*ABOUT THIS TASK:*
Locate each line with the string "icon" in the listing below and copy it.

*RECORD SET:*
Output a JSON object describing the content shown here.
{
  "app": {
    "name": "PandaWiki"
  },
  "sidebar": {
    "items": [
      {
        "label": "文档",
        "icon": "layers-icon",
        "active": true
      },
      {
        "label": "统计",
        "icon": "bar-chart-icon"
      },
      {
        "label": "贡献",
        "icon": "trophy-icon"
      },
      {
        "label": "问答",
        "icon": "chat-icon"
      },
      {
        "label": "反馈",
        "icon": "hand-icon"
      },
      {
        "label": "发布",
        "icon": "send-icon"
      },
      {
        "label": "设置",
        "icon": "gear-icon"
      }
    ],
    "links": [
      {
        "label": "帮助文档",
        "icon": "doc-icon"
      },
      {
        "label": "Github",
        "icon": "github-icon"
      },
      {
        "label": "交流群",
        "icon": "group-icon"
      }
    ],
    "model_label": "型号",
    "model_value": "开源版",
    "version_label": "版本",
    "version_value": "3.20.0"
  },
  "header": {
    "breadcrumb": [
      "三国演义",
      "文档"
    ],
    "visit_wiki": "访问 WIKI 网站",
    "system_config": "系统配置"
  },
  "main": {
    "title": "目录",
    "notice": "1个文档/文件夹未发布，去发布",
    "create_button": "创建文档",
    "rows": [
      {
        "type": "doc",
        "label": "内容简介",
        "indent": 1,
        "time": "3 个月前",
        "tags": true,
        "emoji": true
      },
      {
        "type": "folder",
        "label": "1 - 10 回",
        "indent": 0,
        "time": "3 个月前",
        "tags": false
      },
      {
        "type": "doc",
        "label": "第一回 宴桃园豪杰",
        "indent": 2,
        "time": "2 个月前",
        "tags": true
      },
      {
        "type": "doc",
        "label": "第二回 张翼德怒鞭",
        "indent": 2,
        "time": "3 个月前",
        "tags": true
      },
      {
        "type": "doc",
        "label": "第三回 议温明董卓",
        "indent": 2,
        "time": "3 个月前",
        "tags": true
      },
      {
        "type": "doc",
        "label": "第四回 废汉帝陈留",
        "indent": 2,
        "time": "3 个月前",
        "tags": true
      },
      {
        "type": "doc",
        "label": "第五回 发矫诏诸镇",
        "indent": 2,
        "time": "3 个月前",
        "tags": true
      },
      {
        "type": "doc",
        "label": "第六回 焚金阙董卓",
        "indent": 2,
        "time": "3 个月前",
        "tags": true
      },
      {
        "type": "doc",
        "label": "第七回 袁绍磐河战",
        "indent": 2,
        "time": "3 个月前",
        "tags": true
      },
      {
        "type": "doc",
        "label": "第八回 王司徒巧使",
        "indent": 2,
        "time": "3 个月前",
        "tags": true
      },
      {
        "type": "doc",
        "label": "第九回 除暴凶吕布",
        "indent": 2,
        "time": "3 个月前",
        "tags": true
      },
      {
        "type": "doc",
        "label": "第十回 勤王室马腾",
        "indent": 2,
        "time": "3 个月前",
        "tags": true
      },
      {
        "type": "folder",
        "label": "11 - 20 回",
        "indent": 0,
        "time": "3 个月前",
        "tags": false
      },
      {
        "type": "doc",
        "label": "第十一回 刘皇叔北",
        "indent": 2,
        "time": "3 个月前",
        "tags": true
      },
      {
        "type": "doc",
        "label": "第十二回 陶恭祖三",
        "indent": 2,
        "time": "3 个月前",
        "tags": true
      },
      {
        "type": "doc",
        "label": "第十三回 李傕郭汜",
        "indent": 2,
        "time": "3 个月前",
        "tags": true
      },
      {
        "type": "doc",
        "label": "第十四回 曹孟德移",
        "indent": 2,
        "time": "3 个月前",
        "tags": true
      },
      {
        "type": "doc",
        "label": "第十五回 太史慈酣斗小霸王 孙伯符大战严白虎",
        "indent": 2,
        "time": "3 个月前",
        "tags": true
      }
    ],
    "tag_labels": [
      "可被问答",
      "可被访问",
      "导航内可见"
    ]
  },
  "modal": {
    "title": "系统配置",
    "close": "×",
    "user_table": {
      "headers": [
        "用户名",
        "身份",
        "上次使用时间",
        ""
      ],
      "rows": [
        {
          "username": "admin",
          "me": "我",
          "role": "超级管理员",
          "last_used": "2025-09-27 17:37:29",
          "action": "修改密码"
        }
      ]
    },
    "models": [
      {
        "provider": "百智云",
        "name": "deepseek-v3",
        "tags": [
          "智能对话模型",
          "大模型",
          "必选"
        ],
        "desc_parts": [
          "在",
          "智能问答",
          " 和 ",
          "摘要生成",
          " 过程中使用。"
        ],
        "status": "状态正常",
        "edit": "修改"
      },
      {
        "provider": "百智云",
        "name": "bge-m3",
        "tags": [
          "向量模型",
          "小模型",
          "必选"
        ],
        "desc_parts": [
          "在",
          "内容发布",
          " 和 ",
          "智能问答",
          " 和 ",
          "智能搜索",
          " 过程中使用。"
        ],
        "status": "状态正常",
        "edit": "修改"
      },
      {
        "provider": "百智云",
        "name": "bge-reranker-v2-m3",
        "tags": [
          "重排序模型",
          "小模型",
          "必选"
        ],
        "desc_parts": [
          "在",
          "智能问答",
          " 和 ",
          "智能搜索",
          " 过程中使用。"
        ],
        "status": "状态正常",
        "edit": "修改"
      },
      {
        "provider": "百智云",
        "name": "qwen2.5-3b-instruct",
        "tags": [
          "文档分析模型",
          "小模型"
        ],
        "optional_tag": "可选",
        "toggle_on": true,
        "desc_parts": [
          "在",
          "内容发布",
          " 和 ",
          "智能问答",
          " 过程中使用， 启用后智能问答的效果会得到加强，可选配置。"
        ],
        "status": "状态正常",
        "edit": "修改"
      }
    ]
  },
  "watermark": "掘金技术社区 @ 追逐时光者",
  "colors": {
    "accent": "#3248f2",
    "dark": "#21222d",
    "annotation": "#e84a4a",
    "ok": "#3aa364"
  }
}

*RESPONSE TO THE TASK:*
        "icon": "layers-icon",
        "icon": "bar-chart-icon"
        "icon": "trophy-icon"
        "icon": "chat-icon"
        "icon": "hand-icon"
        "icon": "send-icon"
        "icon": "gear-icon"
        "icon": "doc-icon"
        "icon": "github-icon"
        "icon": "group-icon"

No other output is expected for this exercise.